** GIVEN DATA follows **

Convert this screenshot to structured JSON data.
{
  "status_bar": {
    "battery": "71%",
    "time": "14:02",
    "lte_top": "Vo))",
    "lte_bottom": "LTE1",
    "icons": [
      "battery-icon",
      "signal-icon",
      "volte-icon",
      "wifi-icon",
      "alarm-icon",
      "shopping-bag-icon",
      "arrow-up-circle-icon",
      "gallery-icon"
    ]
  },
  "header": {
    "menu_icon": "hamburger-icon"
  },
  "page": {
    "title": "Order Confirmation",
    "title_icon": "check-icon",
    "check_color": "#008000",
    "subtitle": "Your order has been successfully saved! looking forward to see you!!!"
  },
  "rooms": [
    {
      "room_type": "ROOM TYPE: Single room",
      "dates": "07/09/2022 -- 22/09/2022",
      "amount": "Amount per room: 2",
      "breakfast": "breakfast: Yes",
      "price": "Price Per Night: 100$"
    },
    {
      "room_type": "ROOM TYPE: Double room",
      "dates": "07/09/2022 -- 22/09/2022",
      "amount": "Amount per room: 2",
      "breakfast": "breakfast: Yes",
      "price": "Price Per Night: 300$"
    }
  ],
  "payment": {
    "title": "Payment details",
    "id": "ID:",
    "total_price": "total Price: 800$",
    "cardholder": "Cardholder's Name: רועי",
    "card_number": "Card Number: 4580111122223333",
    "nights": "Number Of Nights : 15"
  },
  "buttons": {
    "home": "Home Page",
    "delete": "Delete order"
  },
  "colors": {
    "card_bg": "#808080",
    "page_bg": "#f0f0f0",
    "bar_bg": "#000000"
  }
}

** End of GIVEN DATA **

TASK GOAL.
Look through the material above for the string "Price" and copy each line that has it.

PROBLEM SOLUTION.
      "price": "Price Per Night: 100$"
      "price": "Price Per Night: 300$"
    "total_price": "total Price: 800$",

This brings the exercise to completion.